Execute the query and try out the functionality of the filter.

Query View Filter

Adding a Child QueryView

Child QueryViews provide an interface to add additional information on a row, by being able to reference additional data and base it on values in a data row. Here, we'll make a child query that show summary statistics for trips taken from the same station. These results will be a single row, but you can also add a full query, such as bringing up all trips with the same start and end stations.

We will first create the child QueryView, and then link it to the QueryView we have created.

Like we did before, create a new query, name it, switch paging to Auto and add the key to the connection.

Next we can write the query, including values such as the number of trips that left same start station as the parent query start station, the average length of trips from this station, number of trips that have the same destination, and number of unique bikes that have departed from the station.

COUNT(*) AS TripsFromStation,
AVG(TripDuration)/60. as AverageTripLengthMIN,
SUM(CASE WHEN 1=1 {{ parentendstation }} THEN 1 END) AS TripsWithSameDestination,
COUNT(DISTINCT BikeID) AS DistinctBikesVisited
FROM TripDatas
WHERE 1=1 {{ parentstartstation }}
GROUP BY StartStationID

Next we define the input values as filters. Since we want the values to come from the parent query, the Display Name of our input must match the column names of the fields we want them to use the values from, StartStationID and EndStationID. One of them is defined in the following table

Field Name Value
Display Name StartStationID
Template Name parentstartstation
DataType Whole Number
Search Type Single-Column Search
Column StartStationID
DefaultOperator =

Save and navigate back to the parent QueryView.

Select Children in the left panel, click Add New and search for the QueryView we just created. Select it and click the Select Resource button at the bottom of the window.

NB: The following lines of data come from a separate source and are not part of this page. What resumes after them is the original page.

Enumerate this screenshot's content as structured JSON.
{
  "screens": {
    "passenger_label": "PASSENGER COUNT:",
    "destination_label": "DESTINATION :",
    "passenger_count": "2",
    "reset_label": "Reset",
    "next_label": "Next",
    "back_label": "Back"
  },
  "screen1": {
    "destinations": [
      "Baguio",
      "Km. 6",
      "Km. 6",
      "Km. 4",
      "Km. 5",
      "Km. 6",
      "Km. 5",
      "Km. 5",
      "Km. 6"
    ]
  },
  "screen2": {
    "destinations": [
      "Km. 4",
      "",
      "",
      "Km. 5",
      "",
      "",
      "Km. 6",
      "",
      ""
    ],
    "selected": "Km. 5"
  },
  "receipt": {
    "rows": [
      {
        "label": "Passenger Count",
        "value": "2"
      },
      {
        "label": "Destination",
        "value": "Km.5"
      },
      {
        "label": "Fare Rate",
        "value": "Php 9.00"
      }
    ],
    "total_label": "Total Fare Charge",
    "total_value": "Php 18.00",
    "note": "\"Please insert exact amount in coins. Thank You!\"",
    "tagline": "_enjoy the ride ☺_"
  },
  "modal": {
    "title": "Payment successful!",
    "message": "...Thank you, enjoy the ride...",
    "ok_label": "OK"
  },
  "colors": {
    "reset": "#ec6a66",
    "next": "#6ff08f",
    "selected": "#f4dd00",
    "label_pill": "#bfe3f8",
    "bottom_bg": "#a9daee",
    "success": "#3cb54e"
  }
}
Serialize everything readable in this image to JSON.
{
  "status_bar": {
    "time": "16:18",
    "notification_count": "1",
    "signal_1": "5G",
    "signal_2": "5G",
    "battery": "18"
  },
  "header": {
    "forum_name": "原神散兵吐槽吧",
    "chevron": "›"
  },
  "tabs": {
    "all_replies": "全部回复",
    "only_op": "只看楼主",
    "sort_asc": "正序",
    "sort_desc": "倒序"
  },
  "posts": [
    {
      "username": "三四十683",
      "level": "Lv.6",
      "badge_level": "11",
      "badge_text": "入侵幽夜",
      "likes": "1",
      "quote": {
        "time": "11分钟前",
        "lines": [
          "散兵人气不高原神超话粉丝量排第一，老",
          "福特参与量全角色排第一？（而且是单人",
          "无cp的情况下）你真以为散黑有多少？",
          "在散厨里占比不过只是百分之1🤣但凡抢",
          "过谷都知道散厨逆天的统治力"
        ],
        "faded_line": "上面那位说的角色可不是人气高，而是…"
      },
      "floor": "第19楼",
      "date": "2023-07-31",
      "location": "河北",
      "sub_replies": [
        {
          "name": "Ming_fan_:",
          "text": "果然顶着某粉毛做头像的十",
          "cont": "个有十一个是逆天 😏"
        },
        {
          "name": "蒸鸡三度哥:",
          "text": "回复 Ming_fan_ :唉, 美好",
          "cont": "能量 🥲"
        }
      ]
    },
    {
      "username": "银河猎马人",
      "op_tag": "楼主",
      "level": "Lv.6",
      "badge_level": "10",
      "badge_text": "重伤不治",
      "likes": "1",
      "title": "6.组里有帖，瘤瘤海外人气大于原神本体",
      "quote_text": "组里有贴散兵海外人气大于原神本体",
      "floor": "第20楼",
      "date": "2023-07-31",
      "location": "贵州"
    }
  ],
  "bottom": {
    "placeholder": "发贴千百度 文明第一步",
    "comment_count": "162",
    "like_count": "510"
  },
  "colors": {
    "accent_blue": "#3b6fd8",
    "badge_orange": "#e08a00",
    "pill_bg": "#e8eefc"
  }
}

Then check out the results after executing. The child query results if we had entered the parent query values as the inputs of the child query.

!Child Query Expanded Result

Next Steps

QueryViews are great for reporting and sharing with users. The interactive features allow action directly from the results page. Actions can also connect QueryViews result data to DataFlows. Check out the documentation page for an example on use.